Glossophobia is the fancy word for fear of public speaking. Research indicates that approximately 75% of the population has a certain amount of fear of public speaking.   One survey indicated that men are less fearful than women with 37% of men and 44% of women stating they are fearful in front of an audience.  Other surveys indicate that men and women are equally fearful.  Extroverts often share the same fear of public speaking as introverts.

Way too many professionals that I have worked with through the years have let this fear damage their careers or certainly limit their opportunities. Early in my career, I realized that I had to overcome my fear of speaking before a group if I wanted to reach my career potential.  Following graduate school, I took a position training social workers.  When you teach classes, there is certainly no way to avoid public speaking.  It was one of my smartest career decisions.  As you successfully “face your fears” and present information to groups of co-workers, you become more confident in your speaking abilities.
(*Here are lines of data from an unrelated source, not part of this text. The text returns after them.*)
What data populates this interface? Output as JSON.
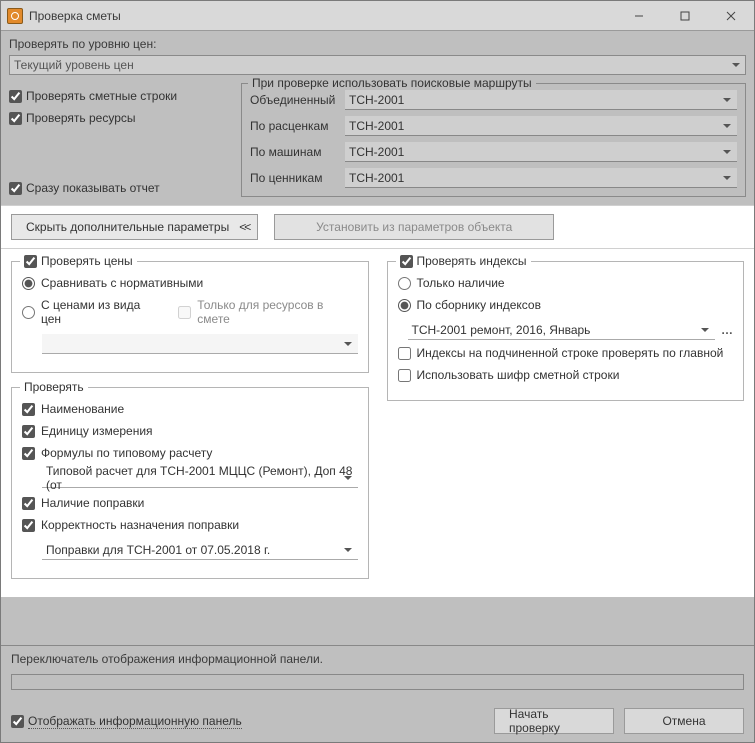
{
  "window": {
    "title": "Проверка сметы"
  },
  "top": {
    "price_level_label": "Проверять по уровню цен:",
    "price_level_value": "Текущий уровень цен"
  },
  "left_checks": {
    "check_smeta_rows": "Проверять сметные строки",
    "check_resources": "Проверять ресурсы",
    "show_report_now": "Сразу показывать отчет"
  },
  "routes": {
    "legend": "При проверке использовать поисковые маршруты",
    "rows": [
      {
        "label": "Объединенный",
        "value": "ТСН-2001"
      },
      {
        "label": "По расценкам",
        "value": "ТСН-2001"
      },
      {
        "label": "По машинам",
        "value": "ТСН-2001"
      },
      {
        "label": "По ценникам",
        "value": "ТСН-2001"
      }
    ]
  },
  "buttons": {
    "hide_params": "Скрыть дополнительные параметры",
    "set_from_object": "Установить из параметров объекта"
  },
  "check_prices": {
    "legend": "Проверять цены",
    "r_normative": "Сравнивать с нормативными",
    "r_from_type": "С ценами из вида цен",
    "only_for_resources": "Только для ресурсов в смете"
  },
  "check_general": {
    "legend": "Проверять",
    "name": "Наименование",
    "unit": "Единицу измерения",
    "formulas": "Формулы по типовому расчету",
    "formulas_dd": "Типовой расчет для ТСН-2001 МЦЦС (Ремонт), Доп 48 (от",
    "has_correction": "Наличие поправки",
    "corr_correct": "Корректность назначения поправки",
    "corr_dd": "Поправки для ТСН-2001 от 07.05.2018 г."
  },
  "check_indexes": {
    "legend": "Проверять индексы",
    "r_only_presence": "Только наличие",
    "r_by_book": "По сборнику индексов",
    "book_dd": "ТСН-2001 ремонт, 2016, Январь",
    "chk_sub_by_main": "Индексы на подчиненной строке проверять по главной",
    "chk_use_cipher": "Использовать шифр сметной строки"
  },
  "info": {
    "msg": "Переключатель отображения информационной панели."
  },
  "footer": {
    "show_info_panel": "Отображать информационную панель",
    "start": "Начать проверку",
    "cancel": "Отмена"
  }
}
People often say, “I’m fine talking to small groups, but not large groups.” Talking in small groups is a good way to build up to speaking to larger groups.  Start by asking or answering questions in small office meetings and in social settings.  Whether talking to a small group or a large group, keep your tone and message conversational.  Don’t be afraid to tell the group, “I don’t know the answer, but I will research your question and respond back to you.”  Email sure makes this easier than it was 20 years ago!

Know what you are talking about. I once had to present a method for budgeting services that I knew “didn’t make sense”.  I truthfully got laryngitis and couldn’t speak!  That’s not a recommended solution.  Rather, be sure you understand and agree with the material you are presenting.
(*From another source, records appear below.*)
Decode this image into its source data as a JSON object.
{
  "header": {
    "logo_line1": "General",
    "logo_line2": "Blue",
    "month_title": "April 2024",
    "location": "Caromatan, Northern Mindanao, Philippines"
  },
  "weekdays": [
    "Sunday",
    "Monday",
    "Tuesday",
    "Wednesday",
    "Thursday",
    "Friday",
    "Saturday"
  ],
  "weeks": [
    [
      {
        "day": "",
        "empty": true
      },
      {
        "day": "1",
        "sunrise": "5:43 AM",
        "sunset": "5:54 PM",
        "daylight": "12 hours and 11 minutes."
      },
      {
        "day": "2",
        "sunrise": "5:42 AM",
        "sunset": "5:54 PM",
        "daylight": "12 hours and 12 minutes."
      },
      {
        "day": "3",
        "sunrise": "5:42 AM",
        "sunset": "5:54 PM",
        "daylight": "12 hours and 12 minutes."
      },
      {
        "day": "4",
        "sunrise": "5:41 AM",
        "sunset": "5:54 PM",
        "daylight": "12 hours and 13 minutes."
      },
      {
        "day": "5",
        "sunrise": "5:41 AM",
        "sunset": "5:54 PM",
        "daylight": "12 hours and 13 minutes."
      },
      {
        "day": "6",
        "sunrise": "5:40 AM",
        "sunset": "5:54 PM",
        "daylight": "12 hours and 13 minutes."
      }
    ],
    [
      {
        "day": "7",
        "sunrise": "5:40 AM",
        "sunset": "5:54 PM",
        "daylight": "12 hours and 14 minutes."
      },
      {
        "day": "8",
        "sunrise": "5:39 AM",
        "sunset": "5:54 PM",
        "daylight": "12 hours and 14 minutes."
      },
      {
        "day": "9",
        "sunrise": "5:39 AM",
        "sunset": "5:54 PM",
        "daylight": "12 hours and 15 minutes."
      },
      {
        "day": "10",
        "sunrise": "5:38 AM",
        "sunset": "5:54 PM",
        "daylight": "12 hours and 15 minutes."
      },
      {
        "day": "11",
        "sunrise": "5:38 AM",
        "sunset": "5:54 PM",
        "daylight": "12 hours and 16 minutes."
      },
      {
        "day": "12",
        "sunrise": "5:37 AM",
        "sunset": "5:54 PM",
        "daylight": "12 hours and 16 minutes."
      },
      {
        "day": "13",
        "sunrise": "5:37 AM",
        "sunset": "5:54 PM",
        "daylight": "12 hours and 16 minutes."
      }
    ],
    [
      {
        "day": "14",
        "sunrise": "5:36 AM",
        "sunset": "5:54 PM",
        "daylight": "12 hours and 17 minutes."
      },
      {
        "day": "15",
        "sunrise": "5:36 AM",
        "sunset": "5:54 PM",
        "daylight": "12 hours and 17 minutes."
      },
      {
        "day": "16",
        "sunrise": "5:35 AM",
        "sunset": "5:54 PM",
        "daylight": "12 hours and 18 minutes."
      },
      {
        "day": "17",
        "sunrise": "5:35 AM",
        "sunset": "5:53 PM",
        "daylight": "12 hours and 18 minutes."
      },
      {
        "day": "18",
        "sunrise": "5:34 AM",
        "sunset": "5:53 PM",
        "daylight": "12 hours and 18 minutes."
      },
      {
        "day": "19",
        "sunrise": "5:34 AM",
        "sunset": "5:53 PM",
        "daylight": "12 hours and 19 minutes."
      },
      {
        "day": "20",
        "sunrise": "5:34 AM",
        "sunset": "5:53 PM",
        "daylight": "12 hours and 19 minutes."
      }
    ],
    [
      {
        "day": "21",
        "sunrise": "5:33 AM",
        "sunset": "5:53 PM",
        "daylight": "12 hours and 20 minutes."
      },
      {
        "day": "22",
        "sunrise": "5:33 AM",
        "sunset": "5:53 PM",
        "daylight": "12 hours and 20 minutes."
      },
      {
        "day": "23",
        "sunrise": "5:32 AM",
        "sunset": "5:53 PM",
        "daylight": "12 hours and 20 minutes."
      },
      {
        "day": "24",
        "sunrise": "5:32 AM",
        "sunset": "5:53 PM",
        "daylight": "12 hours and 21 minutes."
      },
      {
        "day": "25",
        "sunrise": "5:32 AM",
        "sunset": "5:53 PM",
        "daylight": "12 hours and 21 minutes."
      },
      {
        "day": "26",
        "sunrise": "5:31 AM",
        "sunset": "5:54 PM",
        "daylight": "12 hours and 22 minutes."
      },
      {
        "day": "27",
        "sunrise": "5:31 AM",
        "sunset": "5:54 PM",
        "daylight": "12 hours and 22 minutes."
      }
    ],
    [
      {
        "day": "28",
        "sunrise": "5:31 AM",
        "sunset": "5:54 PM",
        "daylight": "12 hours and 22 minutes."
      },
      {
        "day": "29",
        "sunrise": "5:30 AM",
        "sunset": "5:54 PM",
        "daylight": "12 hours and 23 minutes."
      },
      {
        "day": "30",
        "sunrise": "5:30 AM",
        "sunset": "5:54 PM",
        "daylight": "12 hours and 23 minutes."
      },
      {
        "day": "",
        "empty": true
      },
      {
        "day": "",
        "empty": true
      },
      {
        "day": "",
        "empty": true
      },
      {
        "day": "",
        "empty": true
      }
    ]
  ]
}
Share your own relevant experiences with the group you are speaking to. Personal stories help you relax and help the audience to be more accepting of your messages.  Don’t forget to laugh at yourself as you share your stories.

Visualization does not work for me, but I do find it helpful to identify a few friendly faces that you can concentrate on making eye contact with.

Practice, practice, practice prior to speaking. Stand in front of a large mirror and look into it as you practice.  Time your speech, including allowing time for questions if appropriate.  Practice answers to questions that may be asked including the uncomfortable ones.  It’s a good idea to have notes with a few key points written down just in case your fear becomes overwhelming.  Having written notes makes it far less likely that you will actually need to use them!  It’s  fine to have a shorter than scheduled speech.  It’s not okay to run over a scheduled speech time.

My decision to force myself to overcome my fear of public speaking paid great dividends throughout my career as it has provided me a “go to job” as a trainer several times when I wanted to change positions and it has made me an “almost fearless” speaker!

Julia Aguilar